▸ **Dataset rows describing interfaces**:

---*---

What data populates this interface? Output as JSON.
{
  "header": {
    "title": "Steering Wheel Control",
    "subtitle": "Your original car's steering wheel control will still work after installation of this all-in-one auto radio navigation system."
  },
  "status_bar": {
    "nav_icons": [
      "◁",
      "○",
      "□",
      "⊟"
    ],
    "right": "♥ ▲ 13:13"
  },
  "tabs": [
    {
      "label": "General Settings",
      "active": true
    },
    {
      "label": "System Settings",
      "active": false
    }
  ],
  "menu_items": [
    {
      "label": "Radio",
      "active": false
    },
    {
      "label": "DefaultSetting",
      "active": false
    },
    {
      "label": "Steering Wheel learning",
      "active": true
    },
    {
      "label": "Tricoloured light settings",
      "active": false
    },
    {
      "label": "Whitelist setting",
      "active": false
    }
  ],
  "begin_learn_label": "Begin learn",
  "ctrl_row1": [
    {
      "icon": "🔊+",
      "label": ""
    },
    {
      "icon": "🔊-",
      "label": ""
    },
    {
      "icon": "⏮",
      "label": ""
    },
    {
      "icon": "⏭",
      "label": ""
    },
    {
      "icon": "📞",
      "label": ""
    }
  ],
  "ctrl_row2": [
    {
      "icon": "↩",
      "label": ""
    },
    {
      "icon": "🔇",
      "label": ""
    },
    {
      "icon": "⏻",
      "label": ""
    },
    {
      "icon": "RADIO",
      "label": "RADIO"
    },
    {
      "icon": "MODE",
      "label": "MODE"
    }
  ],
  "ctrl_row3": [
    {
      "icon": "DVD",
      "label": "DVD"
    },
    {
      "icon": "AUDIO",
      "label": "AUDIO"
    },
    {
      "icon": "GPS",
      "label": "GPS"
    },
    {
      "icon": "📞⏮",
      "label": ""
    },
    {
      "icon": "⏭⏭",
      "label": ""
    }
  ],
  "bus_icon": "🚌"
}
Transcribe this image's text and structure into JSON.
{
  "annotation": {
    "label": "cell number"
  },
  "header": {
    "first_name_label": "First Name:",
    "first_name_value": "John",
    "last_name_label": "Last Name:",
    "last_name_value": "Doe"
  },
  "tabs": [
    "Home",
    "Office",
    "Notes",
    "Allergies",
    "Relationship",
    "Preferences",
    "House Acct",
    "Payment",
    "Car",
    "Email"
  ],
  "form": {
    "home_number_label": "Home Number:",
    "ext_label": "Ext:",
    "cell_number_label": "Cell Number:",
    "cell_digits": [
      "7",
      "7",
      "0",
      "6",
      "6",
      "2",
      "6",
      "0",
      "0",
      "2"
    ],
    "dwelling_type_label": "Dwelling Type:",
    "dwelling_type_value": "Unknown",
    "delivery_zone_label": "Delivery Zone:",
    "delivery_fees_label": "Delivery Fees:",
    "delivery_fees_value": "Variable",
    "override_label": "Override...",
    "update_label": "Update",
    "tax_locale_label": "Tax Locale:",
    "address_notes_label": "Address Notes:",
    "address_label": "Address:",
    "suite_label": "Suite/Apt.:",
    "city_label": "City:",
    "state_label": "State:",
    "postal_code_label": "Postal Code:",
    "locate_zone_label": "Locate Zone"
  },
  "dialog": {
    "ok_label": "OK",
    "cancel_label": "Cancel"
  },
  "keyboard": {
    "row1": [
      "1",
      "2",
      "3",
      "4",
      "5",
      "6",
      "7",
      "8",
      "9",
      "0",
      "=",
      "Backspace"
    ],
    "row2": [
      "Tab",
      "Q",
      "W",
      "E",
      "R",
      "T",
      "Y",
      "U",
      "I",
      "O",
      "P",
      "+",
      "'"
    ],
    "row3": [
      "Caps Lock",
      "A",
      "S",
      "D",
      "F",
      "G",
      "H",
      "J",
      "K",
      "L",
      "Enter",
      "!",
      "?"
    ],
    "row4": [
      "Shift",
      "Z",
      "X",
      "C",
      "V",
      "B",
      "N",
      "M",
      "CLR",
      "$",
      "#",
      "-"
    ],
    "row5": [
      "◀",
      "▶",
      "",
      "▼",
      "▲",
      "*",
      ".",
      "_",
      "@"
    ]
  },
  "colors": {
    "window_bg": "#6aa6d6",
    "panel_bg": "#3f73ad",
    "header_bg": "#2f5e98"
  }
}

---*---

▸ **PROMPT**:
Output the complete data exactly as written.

▸ **EXERCISE ANSWER**:
What data populates this interface? Output as JSON.
{
  "header": {
    "title": "Steering Wheel Control",
    "subtitle": "Your original car's steering wheel control will still work after installation of this all-in-one auto radio navigation system."
  },
  "status_bar": {
    "nav_icons": [
      "◁",
      "○",
      "□",
      "⊟"
    ],
    "right": "♥ ▲ 13:13"
  },
  "tabs": [
    {
      "label": "General Settings",
      "active": true
    },
    {
      "label": "System Settings",
      "active": false
    }
  ],
  "menu_items": [
    {
      "label": "Radio",
      "active": false
    },
    {
      "label": "DefaultSetting",
      "active": false
    },
    {
      "label": "Steering Wheel learning",
      "active": true
    },
    {
      "label": "Tricoloured light settings",
      "active": false
    },
    {
      "label": "Whitelist setting",
      "active": false
    }
  ],
  "begin_learn_label": "Begin learn",
  "ctrl_row1": [
    {
      "icon": "🔊+",
      "label": ""
    },
    {
      "icon": "🔊-",
      "label": ""
    },
    {
      "icon": "⏮",
      "label": ""
    },
    {
      "icon": "⏭",
      "label": ""
    },
    {
      "icon": "📞",
      "label": ""
    }
  ],
  "ctrl_row2": [
    {
      "icon": "↩",
      "label": ""
    },
    {
      "icon": "🔇",
      "label": ""
    },
    {
      "icon": "⏻",
      "label": ""
    },
    {
      "icon": "RADIO",
      "label": "RADIO"
    },
    {
      "icon": "MODE",
      "label": "MODE"
    }
  ],
  "ctrl_row3": [
    {
      "icon": "DVD",
      "label": "DVD"
    },
    {
      "icon": "AUDIO",
      "label": "AUDIO"
    },
    {
      "icon": "GPS",
      "label": "GPS"
    },
    {
      "icon": "📞⏮",
      "label": ""
    },
    {
      "icon": "⏭⏭",
      "label": ""
    }
  ],
  "bus_icon": "🚌"
}
Transcribe this image's text and structure into JSON.
{
  "annotation": {
    "label": "cell number"
  },
  "header": {
    "first_name_label": "First Name:",
    "first_name_value": "John",
    "last_name_label": "Last Name:",
    "last_name_value": "Doe"
  },
  "tabs": [
    "Home",
    "Office",
    "Notes",
    "Allergies",
    "Relationship",
    "Preferences",
    "House Acct",
    "Payment",
    "Car",
    "Email"
  ],
  "form": {
    "home_number_label": "Home Number:",
    "ext_label": "Ext:",
    "cell_number_label": "Cell Number:",
    "cell_digits": [
      "7",
      "7",
      "0",
      "6",
      "6",
      "2",
      "6",
      "0",
      "0",
      "2"
    ],
    "dwelling_type_label": "Dwelling Type:",
    "dwelling_type_value": "Unknown",
    "delivery_zone_label": "Delivery Zone:",
    "delivery_fees_label": "Delivery Fees:",
    "delivery_fees_value": "Variable",
    "override_label": "Override...",
    "update_label": "Update",
    "tax_locale_label": "Tax Locale:",
    "address_notes_label": "Address Notes:",
    "address_label": "Address:",
    "suite_label": "Suite/Apt.:",
    "city_label": "City:",
    "state_label": "State:",
    "postal_code_label": "Postal Code:",
    "locate_zone_label": "Locate Zone"
  },
  "dialog": {
    "ok_label": "OK",
    "cancel_label": "Cancel"
  },
  "keyboard": {
    "row1": [
      "1",
      "2",
      "3",
      "4",
      "5",
      "6",
      "7",
      "8",
      "9",
      "0",
      "=",
      "Backspace"
    ],
    "row2": [
      "Tab",
      "Q",
      "W",
      "E",
      "R",
      "T",
      "Y",
      "U",
      "I",
      "O",
      "P",
      "+",
      "'"
    ],
    "row3": [
      "Caps Lock",
      "A",
      "S",
      "D",
      "F",
      "G",
      "H",
      "J",
      "K",
      "L",
      "Enter",
      "!",
      "?"
    ],
    "row4": [
      "Shift",
      "Z",
      "X",
      "C",
      "V",
      "B",
      "N",
      "M",
      "CLR",
      "$",
      "#",
      "-"
    ],
    "row5": [
      "◀",
      "▶",
      "",
      "▼",
      "▲",
      "*",
      ".",
      "_",
      "@"
    ]
  },
  "colors": {
    "window_bg": "#6aa6d6",
    "panel_bg": "#3f73ad",
    "header_bg": "#2f5e98"
  }
}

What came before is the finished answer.